As an indication of the value of these partnerships, he explains that when FedEx needed to extend its services to its new facility, Kirkland Lake was able to, “apply and receive ninety percent funding. That’s something that’s extremely important.” To extend mining services would have cost the town approximately $2 million, which it did not have. So the town went to the federal government for assistance. “Every dollar [the government] put in, I would say is probably creating three to four dollars in spin-off economic benefit and creating jobs. Those are our main partners.”
Other partners include the chamber of commerce which represents the existing small businesses and assists them with productivity and succession planning. Temiskaming Development Fund Corporation (TemFund) which works in conjunction with KDCDC, also functions as a lender to those new and current organizations in the manufacturing and tourism sectors within the District. Additionally, the non-profit North Eastern Ontario Communications Network Incorporation (NEOnet) serves the town well and has shifted from being a telecommunications agency to, “being more of a productivity enhancement agency,” says Wilfred.
For any business considering Kirkland Lake, it is important to research and attain as much information as possible about the community, what makes it unique, and where a business might fit in.
“It would really depend on what your industry is,” Mayor Antoniazzi notes. “We’re not shy to tell you that, perhaps, you would be wasting your time,” clarifying that Kirkland Lake does have some difficulty with retail businesses as many small towns do. “We have the bricks and mortar stores that provide our daily needs. We also have a population that’s an hour away from a major shopping centre in any direction. So they’re going there.”
On-line ordering is another option for many. “So if you’re thinking of coming to Kirkland Lake, we would be taking you through the town, helping you to do whatever market research you need to do to find out if you would actually make it here … Give it a full year of research because the winter months have a different demand than the summer months … We’re very careful with that. We don’t want to see failures.”

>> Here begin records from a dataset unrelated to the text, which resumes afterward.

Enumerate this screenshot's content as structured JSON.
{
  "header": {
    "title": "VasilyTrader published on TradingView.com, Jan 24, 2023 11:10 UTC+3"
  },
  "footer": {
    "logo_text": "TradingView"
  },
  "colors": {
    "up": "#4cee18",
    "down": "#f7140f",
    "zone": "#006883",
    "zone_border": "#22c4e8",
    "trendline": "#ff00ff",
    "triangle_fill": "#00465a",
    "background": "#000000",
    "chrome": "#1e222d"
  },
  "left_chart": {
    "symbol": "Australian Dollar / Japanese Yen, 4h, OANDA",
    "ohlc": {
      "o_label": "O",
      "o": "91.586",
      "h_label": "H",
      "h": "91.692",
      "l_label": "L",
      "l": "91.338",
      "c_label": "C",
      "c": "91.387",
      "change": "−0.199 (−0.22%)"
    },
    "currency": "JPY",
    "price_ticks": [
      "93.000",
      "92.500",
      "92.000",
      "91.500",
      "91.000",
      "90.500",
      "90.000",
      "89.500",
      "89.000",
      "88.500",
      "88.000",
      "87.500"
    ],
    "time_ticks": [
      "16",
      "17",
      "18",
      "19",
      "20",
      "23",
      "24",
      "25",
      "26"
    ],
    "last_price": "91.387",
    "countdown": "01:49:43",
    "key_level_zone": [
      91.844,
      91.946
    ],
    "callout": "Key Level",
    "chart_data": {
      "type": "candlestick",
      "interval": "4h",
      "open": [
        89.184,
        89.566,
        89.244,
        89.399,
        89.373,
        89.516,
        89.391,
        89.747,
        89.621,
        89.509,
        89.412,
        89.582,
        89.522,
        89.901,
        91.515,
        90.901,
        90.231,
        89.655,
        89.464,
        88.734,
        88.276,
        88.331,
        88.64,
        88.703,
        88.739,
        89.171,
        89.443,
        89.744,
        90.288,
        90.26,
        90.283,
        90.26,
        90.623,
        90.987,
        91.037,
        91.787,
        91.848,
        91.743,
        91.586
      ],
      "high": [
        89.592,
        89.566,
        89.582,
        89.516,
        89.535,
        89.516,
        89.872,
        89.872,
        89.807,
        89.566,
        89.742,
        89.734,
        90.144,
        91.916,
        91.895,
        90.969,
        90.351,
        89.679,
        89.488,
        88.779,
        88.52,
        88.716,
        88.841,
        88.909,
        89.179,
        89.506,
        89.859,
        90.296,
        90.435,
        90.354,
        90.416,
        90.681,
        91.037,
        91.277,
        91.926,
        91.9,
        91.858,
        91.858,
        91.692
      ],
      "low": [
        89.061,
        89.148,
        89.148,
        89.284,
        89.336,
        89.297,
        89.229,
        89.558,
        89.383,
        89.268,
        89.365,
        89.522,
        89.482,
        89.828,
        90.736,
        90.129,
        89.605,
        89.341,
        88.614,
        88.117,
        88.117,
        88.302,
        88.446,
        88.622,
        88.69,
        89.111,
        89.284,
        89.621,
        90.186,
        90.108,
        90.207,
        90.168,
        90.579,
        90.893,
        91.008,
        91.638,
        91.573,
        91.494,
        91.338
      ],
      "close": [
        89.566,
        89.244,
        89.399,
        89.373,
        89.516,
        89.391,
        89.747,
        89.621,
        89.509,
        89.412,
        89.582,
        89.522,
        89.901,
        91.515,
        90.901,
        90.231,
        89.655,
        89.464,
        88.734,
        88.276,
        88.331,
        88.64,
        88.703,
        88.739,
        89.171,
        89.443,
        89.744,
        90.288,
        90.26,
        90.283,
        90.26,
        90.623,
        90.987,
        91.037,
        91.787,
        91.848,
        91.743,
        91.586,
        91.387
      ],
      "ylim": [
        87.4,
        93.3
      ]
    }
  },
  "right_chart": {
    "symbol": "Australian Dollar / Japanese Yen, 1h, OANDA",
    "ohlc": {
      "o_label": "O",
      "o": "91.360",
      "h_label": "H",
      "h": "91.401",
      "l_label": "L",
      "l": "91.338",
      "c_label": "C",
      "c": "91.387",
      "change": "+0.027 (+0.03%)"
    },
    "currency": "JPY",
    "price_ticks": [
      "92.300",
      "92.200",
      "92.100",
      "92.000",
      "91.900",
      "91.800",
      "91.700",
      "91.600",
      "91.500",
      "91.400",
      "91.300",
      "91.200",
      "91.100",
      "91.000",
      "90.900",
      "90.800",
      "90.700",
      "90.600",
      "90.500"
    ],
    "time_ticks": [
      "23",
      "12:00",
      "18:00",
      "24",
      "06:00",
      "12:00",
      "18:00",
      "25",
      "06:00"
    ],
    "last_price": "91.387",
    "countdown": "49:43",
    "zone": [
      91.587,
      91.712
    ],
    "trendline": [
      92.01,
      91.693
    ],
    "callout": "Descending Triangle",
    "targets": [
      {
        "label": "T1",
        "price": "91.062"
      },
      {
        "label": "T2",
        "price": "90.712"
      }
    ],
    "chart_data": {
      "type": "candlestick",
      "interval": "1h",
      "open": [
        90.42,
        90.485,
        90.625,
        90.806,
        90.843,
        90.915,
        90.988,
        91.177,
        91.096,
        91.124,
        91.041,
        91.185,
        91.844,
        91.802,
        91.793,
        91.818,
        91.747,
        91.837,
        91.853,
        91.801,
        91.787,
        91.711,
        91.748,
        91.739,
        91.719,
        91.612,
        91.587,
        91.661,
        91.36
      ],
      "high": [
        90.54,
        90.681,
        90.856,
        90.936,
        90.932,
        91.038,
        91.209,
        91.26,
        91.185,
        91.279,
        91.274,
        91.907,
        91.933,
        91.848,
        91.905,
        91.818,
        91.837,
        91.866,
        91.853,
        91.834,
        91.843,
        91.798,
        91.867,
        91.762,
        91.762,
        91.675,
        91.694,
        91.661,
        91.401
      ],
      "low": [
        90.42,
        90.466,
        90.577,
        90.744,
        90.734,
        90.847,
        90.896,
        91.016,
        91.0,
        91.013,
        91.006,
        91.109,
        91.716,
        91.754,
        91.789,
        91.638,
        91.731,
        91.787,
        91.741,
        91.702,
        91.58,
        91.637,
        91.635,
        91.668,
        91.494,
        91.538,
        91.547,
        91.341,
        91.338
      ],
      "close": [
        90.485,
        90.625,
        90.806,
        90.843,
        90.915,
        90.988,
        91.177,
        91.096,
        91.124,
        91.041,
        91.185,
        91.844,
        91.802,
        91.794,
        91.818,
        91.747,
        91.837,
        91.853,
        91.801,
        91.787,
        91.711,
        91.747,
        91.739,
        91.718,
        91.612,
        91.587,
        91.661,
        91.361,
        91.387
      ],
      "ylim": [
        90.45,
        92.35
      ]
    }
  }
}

If considerations are based on larger commercial or industrial aspects, “We usually will go to our funding partners and do market surveys,” continues Mayor Antoniazzi. “We know we can’t do your job for you. Our job is to give you as much real information as we can to help you make that decision.”
Kirkland Lake is currently undertaking a community improvement plan (CIP) and land inventory specifically for commercial and industrial growth. “We’ve expanded very quickly with the businesses,” says Wilfred. “We’re running out of service-ready industrial and commercial land. That project will be identifying new areas for growth.”
This may be a small community, but it is certainly not boring. There is plenty to see and do with such sights as the Museum of Northern History, Miners’ Memorial, Hockey Heritage North, and numerous summer and winter activities to engage any interests. The annual homecoming week in July is ranked in the top one hundred festivals by Festivals and Events Ontario. “We bring in top-of-the-line acts … We’re a community of eight thousand people. We have cities nearby of sixty thousand, and even then, they can’t pull off [these events],” says Wilfred, adding that the town has, “probably the best-groomed snowmobile trails in northeastern Ontario with the longest riding season … We have quite the outdoor lifestyle. We’ve invested very heavily in our community assets.”
“If we don’t invest in our own community, how can we expect our large partners to invest in it?” asks the mayor.
Kirkland Lake will be celebrating its centennial anniversary next year and is looking forward to many attendees and a lot of reminiscing, but more importantly, “We’re hoping to get a sense of renewed energy for the next one hundred years,” says Mayor Antoniazzi. “We’ve built a community that we’re all certainly proud of.”